2) Shield Bearer came into play Ready, which I used an “!” to highlight that fact, but that symbol would change later. He was a 0/4 that couldn’t attack but could wind 180 to block. While he was wound 1/4 (or 90 degrees, I tightened up my wording later) he’d give your other Kids +1 DEF.

3) Shield & Armor Smith – Attachments and bases were something I tried in the first run, just to try a variety on cards. The shield would attach to one of your kids and a Base was just a card that stayed in play to give you an effect. More on these later.

4) Bolster was an Action that you could play for an Instant (!) effect during a combat.

5) Shield wall was an Action that came into play Wound 180 degrees. While it was in play, you’d get its effect and when it became ready it would expire for another effect. This was my favorite idea for actions and effects using the unwinding over time mechanic.

6) General VonSitter & Dwarf Sitter – These were your Champions and your goal was to do 12 damage to the opposing one. When they had 7 or more damage on them, they’d get a power to use in the game.

First few play throughs

I made just these two colors, Blue Humans and Purple Dwarves. 10 Cards each pack with a champion. It played surprisingly well and inspired me to work on more cards. I made two more color/factions with Orcs and Trolls giving them their own flavor using the same structure as the Humans and Dwarves. After a few plays, I learned that the very small deck size and only drawing one card per turn made the Bases and Attachments very boring. Also, if I ever wanted to have cards to “counter” or interact them, it would further water down the packs with more non-character cards making the game even more boring and slow. I kept Actions and Timed Actions that would stay in play for a time giving some effect.

The next set, I went ahead and utilized all colors from my Color and Flavor wheel. Here’s what the Some of the Red Orcs and Purple Dark Elves looked like in the Spreadsheet. Beast was a card type to replace Bases. They would be characters that were a little more powerful, but would at least bring a little more “action” to what I wanted to be a fast paced game:

(More boring Spreadsheet stuff, but with a little Merge Data magic…)

Here’s what those cards looked like after assembled in adobe In-Design:
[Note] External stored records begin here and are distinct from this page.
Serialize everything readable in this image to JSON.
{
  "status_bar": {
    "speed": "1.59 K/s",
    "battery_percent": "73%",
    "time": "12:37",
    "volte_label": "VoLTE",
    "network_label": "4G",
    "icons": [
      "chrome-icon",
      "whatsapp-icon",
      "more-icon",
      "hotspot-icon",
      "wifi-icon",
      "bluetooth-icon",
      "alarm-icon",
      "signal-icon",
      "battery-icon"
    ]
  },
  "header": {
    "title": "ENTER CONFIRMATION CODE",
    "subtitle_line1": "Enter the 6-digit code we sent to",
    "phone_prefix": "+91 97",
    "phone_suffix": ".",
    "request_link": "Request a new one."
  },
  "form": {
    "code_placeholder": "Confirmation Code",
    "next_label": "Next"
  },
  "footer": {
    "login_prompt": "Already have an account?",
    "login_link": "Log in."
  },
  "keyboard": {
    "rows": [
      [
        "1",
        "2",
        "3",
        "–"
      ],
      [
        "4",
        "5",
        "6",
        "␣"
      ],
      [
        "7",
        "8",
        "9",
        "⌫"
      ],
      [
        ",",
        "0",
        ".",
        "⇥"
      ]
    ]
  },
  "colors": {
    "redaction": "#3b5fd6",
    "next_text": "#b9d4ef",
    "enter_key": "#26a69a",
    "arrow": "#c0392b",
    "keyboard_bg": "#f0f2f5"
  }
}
(Don’t mess with Devlin Deathstrike. He. Will. Cut. You.)

 

I added little arrows to the Dials to make it more clear how the cards came into play and how far to wind them to make the attack or defend. Every iteration, I’d add a bit of artwork to make iconography a little more clear. I also upped the life on the Champions to 12. After playing this a few times, I really liked the Beasts. I also learned that the Actions and Timed Actions were just as boring and slow in what should be a fast battle game as the Attachments and Bases. I just ended up dropping them altogether and figured their effects would be better on a Body with an ATK/DEF. This way, I again wouldn’t need to water down the packs with future cards that would interact or counter them. They’d just be Warriors or Beasts that any other character could attack normally to remove.

At this point, I reached a fever pitch of Inspiration and expanded my color and flavor wheel from 6 factions to 8, divvying up keywords and flavors among them. 8 Is also a magic number for drafting if you ever drafted Magic. I envisioned 8 friends opening or bringing 8 packs to draft around a table and then play against each other between rounds. I would want there to be 8 colors in this case, so each pack was different with no repeats. Here’s what that crazy wheel looked like now:

 

I added Black and White to it and tried to make the powers for each faction a little more flavorful. This was just a guide to design by. I frantically filled another Spreadsheet with characters to flesh out these 8 colors. I also punished myself further by making each pack have 12 cards instead of 10. This is where it got a little crazy, I’ll talk about this snowball effect I had, what I learned from it and how I pulled back on the reigns a bit in response next week. Until then, here’s a another character I drew to figure out how I want the Elves to look:

Until next time!
-Kirk

P.S. Check out a cute little Trick Taking game I made on the Game Crafter with a Paper, Rock, Scissors theme for trumping:

I’ll do a write up about that game later, if you want to wait and learn more 🙂